"DON'T ALIENATE THE ALIENS"
That is the headline for a small article in the latest issue of the Answers magazine, published by the renowned Answers in Genesis organization. If you're out of the loop, Answers in Genesis is a young-earth creationist organization founded and headed by Australian-born Ken Ham (there isn't even a "Dr." in there, he's an evangelist if anything). He currently resides near Cincinnati, Ohio just across the bridge from his popular Creation Museum just outside of Cincinnati, Kentucky (On a side-note, how did the U.S. so incompetently divide a city between two states? Is Cincinnati in Ohio or Kentucky? What do you think? Sorry, off-topic!). With the understanding that Ken Ham isn't a doctor of any scientific field, it is clear to anyone who has read my previous creationist rants which side of the roof this ball is rolling. Ken Ham is more of this evangelist playing dress-up as a scientist issue I'm always raving about. But maybe I'm being to hard on him? He is more respectable than a certain even more infamous creationist of the same initials... Kent Hovind of the Creation Science Evangelism organization. And I do respect Answers in Genesis in that as a creationist organization, they are active in the scientific community more so than Kent Hovind's CSE. They're still arrogant and biased (isn't everyone?), e.g. according to AiG birds are still birds and dinosaurs are still featherless reptiles. But out of sentimentality I do respect AiG for the little decency they are capable of. As a young-earth creationist myself, AiG was a large part of my childhood. They were God-fearing people who talked about dinosaurs! What wasn't to like?

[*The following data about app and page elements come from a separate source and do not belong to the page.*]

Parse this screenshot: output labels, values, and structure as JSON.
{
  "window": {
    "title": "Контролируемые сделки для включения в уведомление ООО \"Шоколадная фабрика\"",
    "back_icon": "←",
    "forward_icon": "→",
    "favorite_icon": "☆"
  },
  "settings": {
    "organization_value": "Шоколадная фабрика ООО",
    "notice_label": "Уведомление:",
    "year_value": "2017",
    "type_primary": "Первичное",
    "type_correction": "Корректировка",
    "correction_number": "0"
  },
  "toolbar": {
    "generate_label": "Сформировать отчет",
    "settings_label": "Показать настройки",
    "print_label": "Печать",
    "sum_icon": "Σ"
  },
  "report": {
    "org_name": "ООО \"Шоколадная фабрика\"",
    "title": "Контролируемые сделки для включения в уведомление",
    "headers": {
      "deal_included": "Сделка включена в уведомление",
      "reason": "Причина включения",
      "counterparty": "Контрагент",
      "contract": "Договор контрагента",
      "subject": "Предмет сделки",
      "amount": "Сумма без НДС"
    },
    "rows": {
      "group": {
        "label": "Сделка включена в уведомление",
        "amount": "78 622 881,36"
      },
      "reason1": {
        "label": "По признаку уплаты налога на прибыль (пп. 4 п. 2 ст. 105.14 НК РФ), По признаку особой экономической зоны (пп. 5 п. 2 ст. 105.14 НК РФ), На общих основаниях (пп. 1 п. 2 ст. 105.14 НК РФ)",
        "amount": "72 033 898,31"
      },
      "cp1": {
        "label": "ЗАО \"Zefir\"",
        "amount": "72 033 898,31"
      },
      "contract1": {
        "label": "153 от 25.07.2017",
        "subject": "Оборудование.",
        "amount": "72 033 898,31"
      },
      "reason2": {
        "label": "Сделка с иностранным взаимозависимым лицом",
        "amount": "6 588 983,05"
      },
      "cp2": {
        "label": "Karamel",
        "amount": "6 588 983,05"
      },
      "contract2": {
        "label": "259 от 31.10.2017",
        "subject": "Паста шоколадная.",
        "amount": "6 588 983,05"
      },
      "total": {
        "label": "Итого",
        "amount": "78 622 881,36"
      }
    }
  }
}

I wasn't so exposed to the beating heart of paleontology itself back then, so AiG was the closest connection to dinosaurs I had.
But I still don't agree with all of their creationist doctrine. Tonight's example, refer to the aforementioned headline, concerns extraterrestrial life. According to this article, AiG acknowledges space aliens to be an evolutionary doctrine, and therefor better safe than sorry to dismiss the possibility rather than look at it from a creationist perspective (similar to the bird/dinosaur ordeal, creationists certainly don't look at it from an evolutionary perspective and apparently not from a creationist perspective either; they simply dismiss it as though they have better issues to concern themselves with). I have transcripted the article for everyone to read here, with my own input added in within [brackets]:

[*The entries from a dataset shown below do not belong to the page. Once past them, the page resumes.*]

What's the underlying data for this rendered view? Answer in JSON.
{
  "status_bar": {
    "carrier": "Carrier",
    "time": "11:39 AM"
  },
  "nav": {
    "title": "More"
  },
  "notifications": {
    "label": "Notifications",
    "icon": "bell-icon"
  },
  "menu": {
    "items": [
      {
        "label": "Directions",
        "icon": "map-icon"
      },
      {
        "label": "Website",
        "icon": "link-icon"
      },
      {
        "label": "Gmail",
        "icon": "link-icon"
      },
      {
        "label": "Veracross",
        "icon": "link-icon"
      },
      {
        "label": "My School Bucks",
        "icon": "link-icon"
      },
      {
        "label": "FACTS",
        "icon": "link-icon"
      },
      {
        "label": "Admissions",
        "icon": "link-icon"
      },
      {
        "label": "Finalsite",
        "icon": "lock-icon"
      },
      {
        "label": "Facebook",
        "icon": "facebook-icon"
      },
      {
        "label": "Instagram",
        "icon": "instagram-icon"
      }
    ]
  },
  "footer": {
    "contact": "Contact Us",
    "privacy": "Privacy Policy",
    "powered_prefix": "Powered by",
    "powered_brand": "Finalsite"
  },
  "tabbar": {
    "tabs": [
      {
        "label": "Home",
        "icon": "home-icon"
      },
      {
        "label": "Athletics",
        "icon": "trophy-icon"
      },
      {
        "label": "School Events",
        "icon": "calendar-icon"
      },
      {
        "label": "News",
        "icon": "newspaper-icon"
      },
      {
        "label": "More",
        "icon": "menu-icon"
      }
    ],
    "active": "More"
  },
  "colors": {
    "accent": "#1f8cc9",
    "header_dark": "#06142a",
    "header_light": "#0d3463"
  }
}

"In 2008 a Vatican astronomer suggested that if we ever find intelligent beings in outer space, these aliens would be "our brothers" and "children of God" as much as human beings are. The UK's Daily Mail now reports that another Vatican astronomer also says he would be happy to baptize an alien.
"Such a statement reveals the silliness ["Silliness," clever terminology...] that results when someone tries to reconcile evolutionary thinking with the Bible.
"The idea of intelligent aliens is pure speculation that depends heavily on evolutionary presuppositions [We're dissing speculation, now are we? AiG's very own Kurt Wise developed a bizarre theory that giant "floating forests" may have existed before the Genesis flood: [link]
. The argument is, 'Life evolved here, so it must have evolved elsewhere in this incomprehensibly huge universe--we can't be a special case.' The Bible contradicts both assumptions--life didn't evolve here, it was created from nothing [Creationists are tossing rotten eggs at evolutionists for saying the universe evolved from nothing, but here we are saying life was created from nothing? Hypocrisy!]. And we are special, the pinnacle of God's creation, created in His image [admittedly as a Christian I do believe humanity was designed after our Creator, remember I am still YEC].
"Because Adam's sin affected the whole universe, it would also affect any alien. But as non-humans, aliens would not be eligible for salvation; this is one reason we are confident that intelligent aliens do not exist. So baptizing an alien would be pointless at best, and a mockery at worst [$50 says this entire article was written because the writer thought of that clever line just there and wanted something to go along with it so everyone could see his literary ingenuity]. Jesus did not die for Martians--only descendants of Adam can be saved."
End transcript. What a load of crap! Non-humans wouldn't be eligible for salvation? Baptizing an alien would be pointless? Back up, this article never gave Biblical evidence that extraterrestrials DON'T exist in the first place. We creationists believe in an all-powerful God who created everything by speaking it into existence and breathed life into our lungs, but we can't grasp the idea that God created life on other worlds? Let me clarify to all you folks who don't participate in Christianity: The Bible DOES NOT say space aliens don't exist. The Bible DOES NOT say that God didn't create life on other worlds. And the Bible certainly DOES NOT say that non-humans aren't eligible for salvation.
And this article's stab at speculation is simply ridiculous. Young-earth creationists are among the most speculative people I know. Apart from the whole "floating forest" thing, it's funny because on the page adjacent to this article dismissing the possibility of alien life is an article speculating that dragons are real...
Once again my fellow young-earth creationists disappoint me. In attempting to unveil the idiocy of secularism through this article, creationists have once again reaffirmed their own hypocrisy, ignorance, bias and scientific incompetence.